Web page and app entries:
= = = =

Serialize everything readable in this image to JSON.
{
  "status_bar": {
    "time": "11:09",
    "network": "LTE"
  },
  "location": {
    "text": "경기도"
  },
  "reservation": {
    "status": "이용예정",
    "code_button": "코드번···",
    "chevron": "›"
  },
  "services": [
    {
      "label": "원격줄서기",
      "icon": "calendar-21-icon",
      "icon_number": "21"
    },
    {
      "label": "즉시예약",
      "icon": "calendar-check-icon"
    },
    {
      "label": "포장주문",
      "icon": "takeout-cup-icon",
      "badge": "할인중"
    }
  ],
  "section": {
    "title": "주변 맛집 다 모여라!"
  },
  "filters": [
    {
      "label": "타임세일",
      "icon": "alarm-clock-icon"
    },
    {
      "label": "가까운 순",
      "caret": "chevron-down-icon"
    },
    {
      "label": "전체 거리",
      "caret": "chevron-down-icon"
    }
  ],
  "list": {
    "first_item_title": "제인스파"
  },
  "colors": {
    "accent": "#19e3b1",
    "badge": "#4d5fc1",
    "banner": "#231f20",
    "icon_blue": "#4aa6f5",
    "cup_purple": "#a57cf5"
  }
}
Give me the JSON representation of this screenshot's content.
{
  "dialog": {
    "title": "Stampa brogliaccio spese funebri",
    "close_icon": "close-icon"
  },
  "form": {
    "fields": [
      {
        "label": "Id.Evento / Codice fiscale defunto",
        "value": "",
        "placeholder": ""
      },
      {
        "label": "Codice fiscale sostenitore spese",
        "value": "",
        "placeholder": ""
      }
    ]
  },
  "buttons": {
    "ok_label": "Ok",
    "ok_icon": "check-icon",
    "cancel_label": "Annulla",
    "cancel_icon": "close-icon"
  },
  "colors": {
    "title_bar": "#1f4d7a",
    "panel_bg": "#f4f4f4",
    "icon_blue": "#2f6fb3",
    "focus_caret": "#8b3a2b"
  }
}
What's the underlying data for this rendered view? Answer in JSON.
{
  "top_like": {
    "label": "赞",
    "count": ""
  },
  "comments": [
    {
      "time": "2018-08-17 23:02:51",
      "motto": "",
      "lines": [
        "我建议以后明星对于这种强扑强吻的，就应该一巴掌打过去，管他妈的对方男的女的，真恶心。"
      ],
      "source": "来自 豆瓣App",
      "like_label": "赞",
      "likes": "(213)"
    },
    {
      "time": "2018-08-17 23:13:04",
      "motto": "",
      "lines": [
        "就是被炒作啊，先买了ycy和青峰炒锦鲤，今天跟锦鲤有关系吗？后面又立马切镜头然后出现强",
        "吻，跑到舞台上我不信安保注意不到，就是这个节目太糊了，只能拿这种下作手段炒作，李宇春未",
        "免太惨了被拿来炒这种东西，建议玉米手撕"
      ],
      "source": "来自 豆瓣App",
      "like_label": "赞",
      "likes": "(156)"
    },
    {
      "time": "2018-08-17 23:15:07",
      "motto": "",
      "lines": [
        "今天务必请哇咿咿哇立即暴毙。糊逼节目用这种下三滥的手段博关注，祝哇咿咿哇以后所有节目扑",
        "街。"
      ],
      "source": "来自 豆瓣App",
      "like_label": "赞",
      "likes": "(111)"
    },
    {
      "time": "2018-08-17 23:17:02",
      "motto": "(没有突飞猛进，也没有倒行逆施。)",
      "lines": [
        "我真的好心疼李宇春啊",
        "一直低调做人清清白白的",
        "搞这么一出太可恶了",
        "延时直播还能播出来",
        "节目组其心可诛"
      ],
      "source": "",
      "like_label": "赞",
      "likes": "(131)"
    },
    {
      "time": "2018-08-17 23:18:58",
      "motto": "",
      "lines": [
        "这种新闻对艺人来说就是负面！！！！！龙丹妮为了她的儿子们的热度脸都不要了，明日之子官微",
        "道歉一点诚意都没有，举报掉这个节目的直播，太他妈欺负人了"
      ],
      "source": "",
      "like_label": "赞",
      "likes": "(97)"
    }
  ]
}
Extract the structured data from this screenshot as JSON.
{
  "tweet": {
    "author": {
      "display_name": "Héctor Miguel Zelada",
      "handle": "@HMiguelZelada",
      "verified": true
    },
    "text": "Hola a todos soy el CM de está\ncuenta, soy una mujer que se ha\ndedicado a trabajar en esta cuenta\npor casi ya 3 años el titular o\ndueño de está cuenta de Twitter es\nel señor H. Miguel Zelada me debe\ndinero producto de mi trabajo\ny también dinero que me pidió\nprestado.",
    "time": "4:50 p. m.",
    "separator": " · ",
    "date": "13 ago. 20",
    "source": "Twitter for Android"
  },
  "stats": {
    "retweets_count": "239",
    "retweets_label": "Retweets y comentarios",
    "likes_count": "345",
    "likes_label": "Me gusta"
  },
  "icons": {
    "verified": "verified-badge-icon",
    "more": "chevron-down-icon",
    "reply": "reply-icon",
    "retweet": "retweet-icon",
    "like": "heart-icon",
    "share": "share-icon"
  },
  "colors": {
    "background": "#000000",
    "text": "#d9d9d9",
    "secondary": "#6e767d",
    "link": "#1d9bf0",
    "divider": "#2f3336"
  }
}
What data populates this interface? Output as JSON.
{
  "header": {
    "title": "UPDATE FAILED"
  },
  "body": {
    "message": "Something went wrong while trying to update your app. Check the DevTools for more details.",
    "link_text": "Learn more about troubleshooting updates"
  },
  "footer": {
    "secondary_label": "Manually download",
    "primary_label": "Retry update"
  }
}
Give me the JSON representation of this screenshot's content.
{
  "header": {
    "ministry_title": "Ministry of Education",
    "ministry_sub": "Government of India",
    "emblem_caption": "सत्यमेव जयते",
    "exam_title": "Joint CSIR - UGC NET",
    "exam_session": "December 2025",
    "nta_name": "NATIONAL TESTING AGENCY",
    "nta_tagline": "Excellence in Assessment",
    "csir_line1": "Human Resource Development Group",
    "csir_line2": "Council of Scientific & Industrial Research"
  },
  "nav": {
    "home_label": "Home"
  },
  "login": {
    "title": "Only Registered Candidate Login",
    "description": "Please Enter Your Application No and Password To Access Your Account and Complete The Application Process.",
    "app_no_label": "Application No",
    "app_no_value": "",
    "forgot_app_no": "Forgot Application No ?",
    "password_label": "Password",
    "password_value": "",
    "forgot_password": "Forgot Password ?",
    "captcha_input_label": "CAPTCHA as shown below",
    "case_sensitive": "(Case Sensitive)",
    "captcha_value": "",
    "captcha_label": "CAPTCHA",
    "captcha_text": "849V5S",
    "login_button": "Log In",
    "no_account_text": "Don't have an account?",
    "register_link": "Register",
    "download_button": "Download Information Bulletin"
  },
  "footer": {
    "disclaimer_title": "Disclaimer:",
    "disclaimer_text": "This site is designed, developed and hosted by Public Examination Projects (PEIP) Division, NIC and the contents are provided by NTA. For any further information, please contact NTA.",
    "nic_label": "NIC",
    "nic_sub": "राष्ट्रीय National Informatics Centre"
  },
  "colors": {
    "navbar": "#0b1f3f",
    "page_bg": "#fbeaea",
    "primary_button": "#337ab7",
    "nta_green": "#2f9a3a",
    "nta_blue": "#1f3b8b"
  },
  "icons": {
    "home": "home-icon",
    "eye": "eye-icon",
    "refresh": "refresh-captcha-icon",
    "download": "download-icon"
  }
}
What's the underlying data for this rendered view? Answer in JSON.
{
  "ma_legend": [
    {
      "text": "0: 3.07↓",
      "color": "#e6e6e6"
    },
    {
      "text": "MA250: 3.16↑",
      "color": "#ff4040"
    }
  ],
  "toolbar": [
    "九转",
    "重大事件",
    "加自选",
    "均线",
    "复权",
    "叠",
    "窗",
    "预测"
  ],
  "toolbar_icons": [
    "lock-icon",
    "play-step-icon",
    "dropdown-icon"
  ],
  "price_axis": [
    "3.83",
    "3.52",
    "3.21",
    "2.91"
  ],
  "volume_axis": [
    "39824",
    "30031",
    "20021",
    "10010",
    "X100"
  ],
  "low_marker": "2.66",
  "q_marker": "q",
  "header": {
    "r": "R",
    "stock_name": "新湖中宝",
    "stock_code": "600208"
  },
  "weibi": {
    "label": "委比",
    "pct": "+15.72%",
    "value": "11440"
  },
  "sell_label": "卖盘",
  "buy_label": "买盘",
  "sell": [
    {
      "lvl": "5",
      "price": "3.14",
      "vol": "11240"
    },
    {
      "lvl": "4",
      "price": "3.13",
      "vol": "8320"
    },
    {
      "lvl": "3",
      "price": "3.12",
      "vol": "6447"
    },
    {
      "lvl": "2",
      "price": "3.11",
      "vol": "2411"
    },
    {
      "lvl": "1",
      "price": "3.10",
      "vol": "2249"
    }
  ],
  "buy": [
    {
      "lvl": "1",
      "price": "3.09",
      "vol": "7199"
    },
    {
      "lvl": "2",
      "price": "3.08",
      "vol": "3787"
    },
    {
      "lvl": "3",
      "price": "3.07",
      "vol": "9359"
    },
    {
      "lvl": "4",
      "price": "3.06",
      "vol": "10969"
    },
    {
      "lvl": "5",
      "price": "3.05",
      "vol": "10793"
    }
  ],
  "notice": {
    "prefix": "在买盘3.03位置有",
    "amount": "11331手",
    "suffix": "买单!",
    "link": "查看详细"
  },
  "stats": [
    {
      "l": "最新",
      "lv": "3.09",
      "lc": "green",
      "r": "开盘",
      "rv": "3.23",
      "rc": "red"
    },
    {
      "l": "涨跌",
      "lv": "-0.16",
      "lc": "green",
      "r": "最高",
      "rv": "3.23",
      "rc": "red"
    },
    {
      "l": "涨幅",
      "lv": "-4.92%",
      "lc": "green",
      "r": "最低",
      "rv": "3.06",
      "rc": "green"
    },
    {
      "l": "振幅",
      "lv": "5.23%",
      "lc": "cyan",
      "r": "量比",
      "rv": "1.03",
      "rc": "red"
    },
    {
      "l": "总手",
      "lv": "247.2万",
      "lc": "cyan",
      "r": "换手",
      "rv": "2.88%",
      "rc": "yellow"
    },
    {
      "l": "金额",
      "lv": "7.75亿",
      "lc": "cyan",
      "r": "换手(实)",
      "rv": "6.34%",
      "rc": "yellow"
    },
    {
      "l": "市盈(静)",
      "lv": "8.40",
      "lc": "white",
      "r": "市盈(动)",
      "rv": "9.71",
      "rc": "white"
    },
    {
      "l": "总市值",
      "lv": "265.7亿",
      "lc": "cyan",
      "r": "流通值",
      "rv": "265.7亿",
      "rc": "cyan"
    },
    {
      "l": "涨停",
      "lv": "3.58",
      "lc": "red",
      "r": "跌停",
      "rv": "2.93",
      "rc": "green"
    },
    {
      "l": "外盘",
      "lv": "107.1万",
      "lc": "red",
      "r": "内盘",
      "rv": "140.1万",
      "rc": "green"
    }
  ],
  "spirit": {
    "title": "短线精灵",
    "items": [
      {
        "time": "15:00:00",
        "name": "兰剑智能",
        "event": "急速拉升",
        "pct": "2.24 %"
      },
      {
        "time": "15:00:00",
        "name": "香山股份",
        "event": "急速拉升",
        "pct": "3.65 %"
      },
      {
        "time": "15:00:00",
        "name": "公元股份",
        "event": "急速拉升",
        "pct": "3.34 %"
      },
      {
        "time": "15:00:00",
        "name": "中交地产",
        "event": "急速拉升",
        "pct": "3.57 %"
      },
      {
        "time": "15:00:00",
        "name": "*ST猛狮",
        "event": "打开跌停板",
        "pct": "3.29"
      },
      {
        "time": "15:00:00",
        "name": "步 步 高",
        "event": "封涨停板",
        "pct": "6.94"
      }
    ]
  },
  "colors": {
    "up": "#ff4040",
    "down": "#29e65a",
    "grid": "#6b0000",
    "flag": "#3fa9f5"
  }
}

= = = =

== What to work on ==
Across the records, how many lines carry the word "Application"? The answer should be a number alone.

== Answer space ==
3